WORK REQUEST :: All records below are to be repeated exactly, with the pictures left out.

RECORDS PROVIDED ::
========

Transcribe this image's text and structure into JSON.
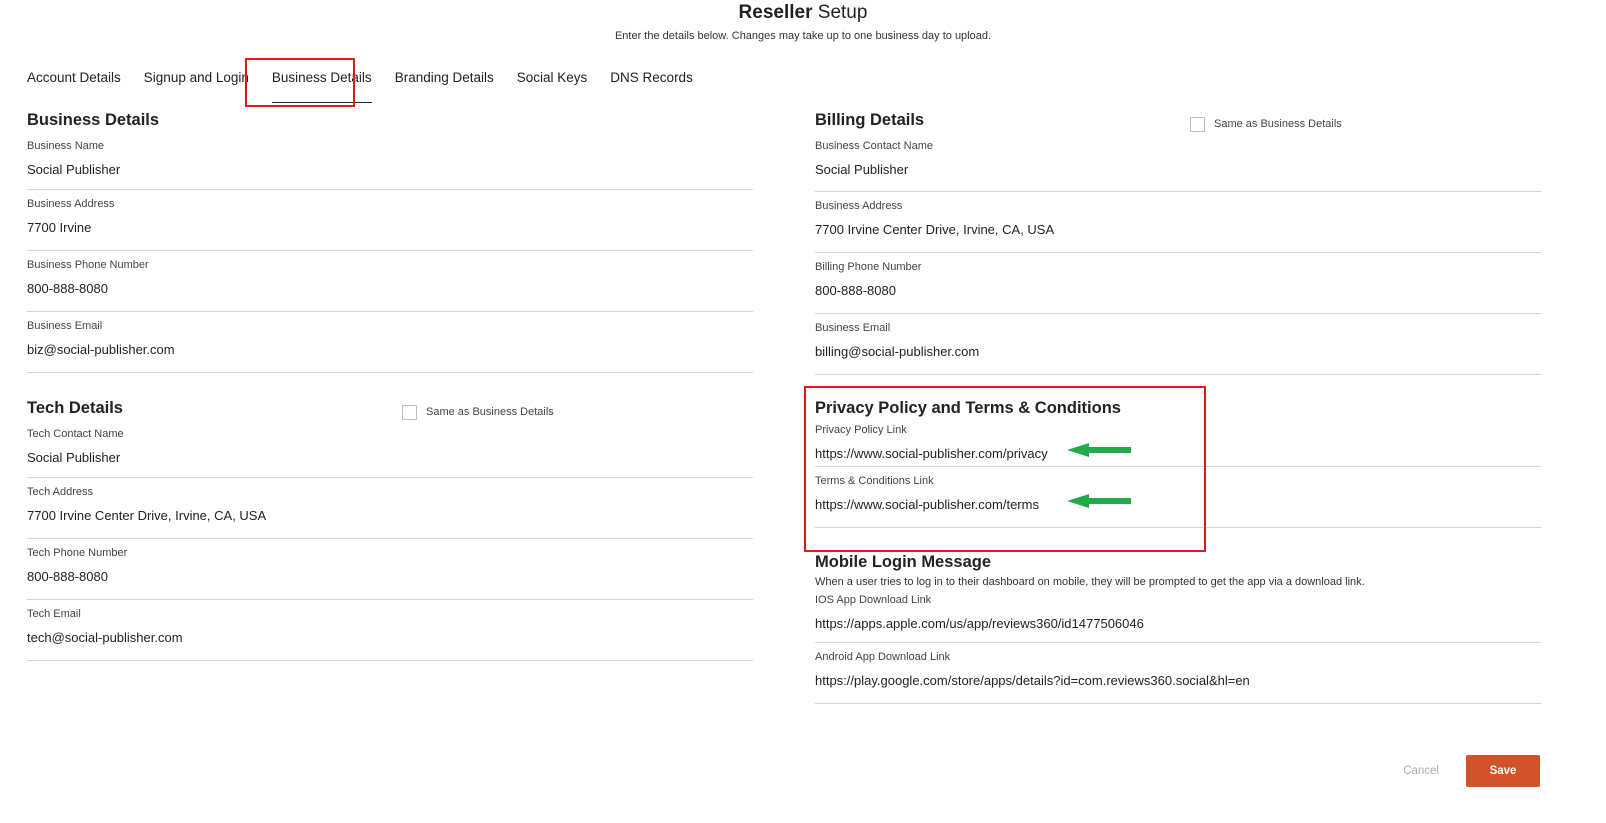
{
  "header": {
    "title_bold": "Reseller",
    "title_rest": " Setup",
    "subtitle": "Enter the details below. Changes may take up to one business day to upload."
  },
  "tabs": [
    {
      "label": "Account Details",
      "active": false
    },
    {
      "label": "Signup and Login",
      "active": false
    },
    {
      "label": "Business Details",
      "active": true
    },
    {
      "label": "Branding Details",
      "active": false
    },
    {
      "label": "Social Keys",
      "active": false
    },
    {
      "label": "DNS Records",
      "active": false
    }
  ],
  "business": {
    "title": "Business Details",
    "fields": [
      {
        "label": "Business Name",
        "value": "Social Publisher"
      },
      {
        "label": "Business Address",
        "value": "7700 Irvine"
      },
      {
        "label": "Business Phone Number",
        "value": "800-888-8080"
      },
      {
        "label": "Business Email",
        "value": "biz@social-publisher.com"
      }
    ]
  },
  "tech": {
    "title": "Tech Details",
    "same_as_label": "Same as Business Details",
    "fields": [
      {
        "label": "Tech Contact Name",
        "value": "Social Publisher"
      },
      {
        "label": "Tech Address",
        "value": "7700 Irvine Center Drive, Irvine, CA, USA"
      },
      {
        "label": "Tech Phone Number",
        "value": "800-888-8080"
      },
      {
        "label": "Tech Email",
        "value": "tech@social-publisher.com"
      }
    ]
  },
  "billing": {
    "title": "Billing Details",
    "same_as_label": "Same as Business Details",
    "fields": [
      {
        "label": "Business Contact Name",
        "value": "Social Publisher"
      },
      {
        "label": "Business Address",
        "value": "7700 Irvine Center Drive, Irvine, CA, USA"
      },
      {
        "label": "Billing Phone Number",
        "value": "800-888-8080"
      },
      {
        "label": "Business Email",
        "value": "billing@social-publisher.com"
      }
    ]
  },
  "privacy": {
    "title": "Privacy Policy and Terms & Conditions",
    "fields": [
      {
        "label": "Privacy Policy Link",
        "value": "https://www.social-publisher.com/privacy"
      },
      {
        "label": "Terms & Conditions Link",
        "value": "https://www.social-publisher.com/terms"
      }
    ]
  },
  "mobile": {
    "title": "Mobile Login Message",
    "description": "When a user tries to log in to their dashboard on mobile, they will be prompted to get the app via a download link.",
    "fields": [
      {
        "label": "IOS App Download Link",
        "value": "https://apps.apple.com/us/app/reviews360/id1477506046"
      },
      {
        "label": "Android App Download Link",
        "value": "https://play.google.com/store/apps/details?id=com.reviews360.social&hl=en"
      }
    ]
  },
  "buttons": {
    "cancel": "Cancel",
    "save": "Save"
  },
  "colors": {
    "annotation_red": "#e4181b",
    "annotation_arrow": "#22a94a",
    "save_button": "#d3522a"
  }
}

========

OUTPUT FOR THIS EXERCISE ::
Transcribe this image's text and structure into JSON.
{
  "header": {
    "title_bold": "Reseller",
    "title_rest": " Setup",
    "subtitle": "Enter the details below. Changes may take up to one business day to upload."
  },
  "tabs": [
    {
      "label": "Account Details",
      "active": false
    },
    {
      "label": "Signup and Login",
      "active": false
    },
    {
      "label": "Business Details",
      "active": true
    },
    {
      "label": "Branding Details",
      "active": false
    },
    {
      "label": "Social Keys",
      "active": false
    },
    {
      "label": "DNS Records",
      "active": false
    }
  ],
  "business": {
    "title": "Business Details",
    "fields": [
      {
        "label": "Business Name",
        "value": "Social Publisher"
      },
      {
        "label": "Business Address",
        "value": "7700 Irvine"
      },
      {
        "label": "Business Phone Number",
        "value": "800-888-8080"
      },
      {
        "label": "Business Email",
        "value": "biz@social-publisher.com"
      }
    ]
  },
  "tech": {
    "title": "Tech Details",
    "same_as_label": "Same as Business Details",
    "fields": [
      {
        "label": "Tech Contact Name",
        "value": "Social Publisher"
      },
      {
        "label": "Tech Address",
        "value": "7700 Irvine Center Drive, Irvine, CA, USA"
      },
      {
        "label": "Tech Phone Number",
        "value": "800-888-8080"
      },
      {
        "label": "Tech Email",
        "value": "tech@social-publisher.com"
      }
    ]
  },
  "billing": {
    "title": "Billing Details",
    "same_as_label": "Same as Business Details",
    "fields": [
      {
        "label": "Business Contact Name",
        "value": "Social Publisher"
      },
      {
        "label": "Business Address",
        "value": "7700 Irvine Center Drive, Irvine, CA, USA"
      },
      {
        "label": "Billing Phone Number",
        "value": "800-888-8080"
      },
      {
        "label": "Business Email",
        "value": "billing@social-publisher.com"
      }
    ]
  },
  "privacy": {
    "title": "Privacy Policy and Terms & Conditions",
    "fields": [
      {
        "label": "Privacy Policy Link",
        "value": "https://www.social-publisher.com/privacy"
      },
      {
        "label": "Terms & Conditions Link",
        "value": "https://www.social-publisher.com/terms"
      }
    ]
  },
  "mobile": {
    "title": "Mobile Login Message",
    "description": "When a user tries to log in to their dashboard on mobile, they will be prompted to get the app via a download link.",
    "fields": [
      {
        "label": "IOS App Download Link",
        "value": "https://apps.apple.com/us/app/reviews360/id1477506046"
      },
      {
        "label": "Android App Download Link",
        "value": "https://play.google.com/store/apps/details?id=com.reviews360.social&hl=en"
      }
    ]
  },
  "buttons": {
    "cancel": "Cancel",
    "save": "Save"
  },
  "colors": {
    "annotation_red": "#e4181b",
    "annotation_arrow": "#22a94a",
    "save_button": "#d3522a"
  }
}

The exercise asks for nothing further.